I think conservatives are just as guilty as liberals in this department. Liberals want to make the argument about global warming, and conservatives just don’t want to have to be bothered by global warming. By neither one of them taking up “pollution” as a broader topic, they just get to keep arguing about something that is terribly difficult to prove.

Rachael and I watched a really dumb movie recently called Man of the Year. It was mostly Robin Williams telling dirty jokes mixed with some shallow politics. The one idea from the movie that I liked was what William’s character called “Weapons of Mass Distraction.” He put flag burning into this category. Don’t we have more important things to worry about? It seems like politicians are forced to “have a stance” on everything. This seems to keep the important conversations down to a dull roar while everyone argues about whether something like the death penalty (which effects about 0% percent of the population) is still a good idea.

So here is my political stance on global warming: both sides, there are bigger fish to fry.


Steve Jobs=Soup Nazi

A great post from theiphoneblog makes a perfect analogy for Apple. He compares Apple to a restaurant with a temperamental chef. You don’t tell Apple how you want your food – you don’t have good enough taste to know. The chef prepares it and tells you it is the best, and if you don’t like it, you can go somewhere else (and pay less).

I like the article because it reminds us that not every business is right for every consumer, and that variety in business models is helpful and important. I think it is funny when people attack or insult a business based on foundational strategic decisions. It’s like someone criticizing Red Box because they don’t carry enough of the old classics. Red Box could make it possible, but it is not their key strategy. Convenience, not selection, is where they are different. Make sure your business isn’t trying to compete on every factor of difference. Choose the ones where you want to win, then do it.

What I like about water coolers

The water cooler at my office services about 45 people and needs a new bottle quite frequently. Usually this sort of thing bothers me, but with a water cooler, I really like it. There are few things in life that have such a clear indicator that it is time for a change. With toilet paper, toothpaste, lotion, and hand soap, you want to use it all, but you don’t want to be caught without. You sometimes have to keep two out at the same time for that moment when it finally squeaks out its last offering. 

Water coolers are different. When the bottle is empty, you change it. AND if the bottle is empty, there is still some in the cooler. There is a perfect notification for when to change, but you are not left half satisfied if you don’t change it the moment it is empty.
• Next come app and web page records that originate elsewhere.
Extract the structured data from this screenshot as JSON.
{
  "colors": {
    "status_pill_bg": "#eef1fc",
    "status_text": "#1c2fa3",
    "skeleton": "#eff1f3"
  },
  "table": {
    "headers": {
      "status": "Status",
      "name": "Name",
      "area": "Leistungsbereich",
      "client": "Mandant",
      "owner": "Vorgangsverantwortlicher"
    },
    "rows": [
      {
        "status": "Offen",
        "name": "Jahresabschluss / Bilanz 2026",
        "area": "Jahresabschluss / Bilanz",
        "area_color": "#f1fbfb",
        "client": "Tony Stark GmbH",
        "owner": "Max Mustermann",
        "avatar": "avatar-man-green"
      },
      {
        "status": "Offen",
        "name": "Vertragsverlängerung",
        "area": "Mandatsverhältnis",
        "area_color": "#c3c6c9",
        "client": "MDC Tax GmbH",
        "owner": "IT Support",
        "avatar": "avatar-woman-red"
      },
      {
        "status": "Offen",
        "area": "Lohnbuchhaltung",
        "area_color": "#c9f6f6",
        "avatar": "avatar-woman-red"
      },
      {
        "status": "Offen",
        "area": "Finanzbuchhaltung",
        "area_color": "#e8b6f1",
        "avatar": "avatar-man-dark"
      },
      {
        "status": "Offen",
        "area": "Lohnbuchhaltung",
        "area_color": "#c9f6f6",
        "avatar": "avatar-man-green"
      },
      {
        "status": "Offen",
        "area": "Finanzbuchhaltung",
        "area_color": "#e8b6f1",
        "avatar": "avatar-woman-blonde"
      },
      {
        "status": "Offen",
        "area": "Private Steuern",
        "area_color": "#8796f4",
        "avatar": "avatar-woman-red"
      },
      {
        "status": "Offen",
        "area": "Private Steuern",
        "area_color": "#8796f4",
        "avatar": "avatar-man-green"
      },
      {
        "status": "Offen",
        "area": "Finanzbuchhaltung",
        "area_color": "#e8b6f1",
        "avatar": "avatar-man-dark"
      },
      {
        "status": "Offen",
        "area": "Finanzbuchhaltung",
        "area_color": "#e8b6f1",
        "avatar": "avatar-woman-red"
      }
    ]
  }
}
This is usually how I manage my gas tank too. I wait until it tells me to fill it. That means the gas light. And as everyone knows, letting your car get that low on gas is a really bad idea. Not so with a water cooler. If you let the water get down low enough so the bottle is empty, it doesn’t hurt the water or the bottle or the cooler.

What I really don’t like is the razors and toothbrushes that have the lines that are supposed to fade when it’s time to change them. I hate it because it is gradual. Being color blind doesn’t help. How am I supposed to know when the faint blue line turns white? This is why I usually end up using toothbrushes until my teeth rub against the plastic. Now that is a clear indicator that it is time for a change.